Top of ENTRIES PROVIDED

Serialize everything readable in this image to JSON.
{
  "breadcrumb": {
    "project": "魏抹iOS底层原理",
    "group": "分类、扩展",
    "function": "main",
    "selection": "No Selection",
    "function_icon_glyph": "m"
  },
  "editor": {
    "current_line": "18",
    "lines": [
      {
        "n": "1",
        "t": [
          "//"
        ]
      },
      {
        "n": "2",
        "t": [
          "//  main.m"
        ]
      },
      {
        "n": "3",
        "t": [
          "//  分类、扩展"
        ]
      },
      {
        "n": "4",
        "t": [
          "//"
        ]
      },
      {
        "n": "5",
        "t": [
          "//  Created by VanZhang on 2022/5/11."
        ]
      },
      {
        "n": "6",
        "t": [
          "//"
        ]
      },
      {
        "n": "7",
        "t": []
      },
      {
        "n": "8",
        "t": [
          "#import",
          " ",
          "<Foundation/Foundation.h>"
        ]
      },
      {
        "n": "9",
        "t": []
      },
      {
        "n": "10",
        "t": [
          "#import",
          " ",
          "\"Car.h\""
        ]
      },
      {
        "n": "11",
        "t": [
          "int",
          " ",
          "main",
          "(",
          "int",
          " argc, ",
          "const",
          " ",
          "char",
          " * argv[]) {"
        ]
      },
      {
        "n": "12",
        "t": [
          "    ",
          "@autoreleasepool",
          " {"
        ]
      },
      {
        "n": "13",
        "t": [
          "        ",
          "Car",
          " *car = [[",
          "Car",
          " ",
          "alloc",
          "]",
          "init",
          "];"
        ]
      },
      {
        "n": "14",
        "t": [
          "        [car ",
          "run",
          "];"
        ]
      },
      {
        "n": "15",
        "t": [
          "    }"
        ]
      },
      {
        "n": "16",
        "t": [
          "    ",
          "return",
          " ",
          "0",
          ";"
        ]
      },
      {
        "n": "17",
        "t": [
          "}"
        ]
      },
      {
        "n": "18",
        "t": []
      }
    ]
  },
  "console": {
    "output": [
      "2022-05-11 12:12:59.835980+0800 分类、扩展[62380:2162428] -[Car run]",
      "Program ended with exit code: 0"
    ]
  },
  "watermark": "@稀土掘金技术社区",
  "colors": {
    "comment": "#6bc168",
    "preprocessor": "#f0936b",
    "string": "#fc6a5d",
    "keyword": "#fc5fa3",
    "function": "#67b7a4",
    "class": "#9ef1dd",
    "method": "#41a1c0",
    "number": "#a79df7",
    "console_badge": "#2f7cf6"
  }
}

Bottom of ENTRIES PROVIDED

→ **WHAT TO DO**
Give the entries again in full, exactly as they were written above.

→ **EXERCISE ANSWER**
Serialize everything readable in this image to JSON.
{
  "breadcrumb": {
    "project": "魏抹iOS底层原理",
    "group": "分类、扩展",
    "function": "main",
    "selection": "No Selection",
    "function_icon_glyph": "m"
  },
  "editor": {
    "current_line": "18",
    "lines": [
      {
        "n": "1",
        "t": [
          "//"
        ]
      },
      {
        "n": "2",
        "t": [
          "//  main.m"
        ]
      },
      {
        "n": "3",
        "t": [
          "//  分类、扩展"
        ]
      },
      {
        "n": "4",
        "t": [
          "//"
        ]
      },
      {
        "n": "5",
        "t": [
          "//  Created by VanZhang on 2022/5/11."
        ]
      },
      {
        "n": "6",
        "t": [
          "//"
        ]
      },
      {
        "n": "7",
        "t": []
      },
      {
        "n": "8",
        "t": [
          "#import",
          " ",
          "<Foundation/Foundation.h>"
        ]
      },
      {
        "n": "9",
        "t": []
      },
      {
        "n": "10",
        "t": [
          "#import",
          " ",
          "\"Car.h\""
        ]
      },
      {
        "n": "11",
        "t": [
          "int",
          " ",
          "main",
          "(",
          "int",
          " argc, ",
          "const",
          " ",
          "char",
          " * argv[]) {"
        ]
      },
      {
        "n": "12",
        "t": [
          "    ",
          "@autoreleasepool",
          " {"
        ]
      },
      {
        "n": "13",
        "t": [
          "        ",
          "Car",
          " *car = [[",
          "Car",
          " ",
          "alloc",
          "]",
          "init",
          "];"
        ]
      },
      {
        "n": "14",
        "t": [
          "        [car ",
          "run",
          "];"
        ]
      },
      {
        "n": "15",
        "t": [
          "    }"
        ]
      },
      {
        "n": "16",
        "t": [
          "    ",
          "return",
          " ",
          "0",
          ";"
        ]
      },
      {
        "n": "17",
        "t": [
          "}"
        ]
      },
      {
        "n": "18",
        "t": []
      }
    ]
  },
  "console": {
    "output": [
      "2022-05-11 12:12:59.835980+0800 分类、扩展[62380:2162428] -[Car run]",
      "Program ended with exit code: 0"
    ]
  },
  "watermark": "@稀土掘金技术社区",
  "colors": {
    "comment": "#6bc168",
    "preprocessor": "#f0936b",
    "string": "#fc6a5d",
    "keyword": "#fc5fa3",
    "function": "#67b7a4",
    "class": "#9ef1dd",
    "method": "#41a1c0",
    "number": "#a79df7",
    "console_badge": "#2f7cf6"
  }
}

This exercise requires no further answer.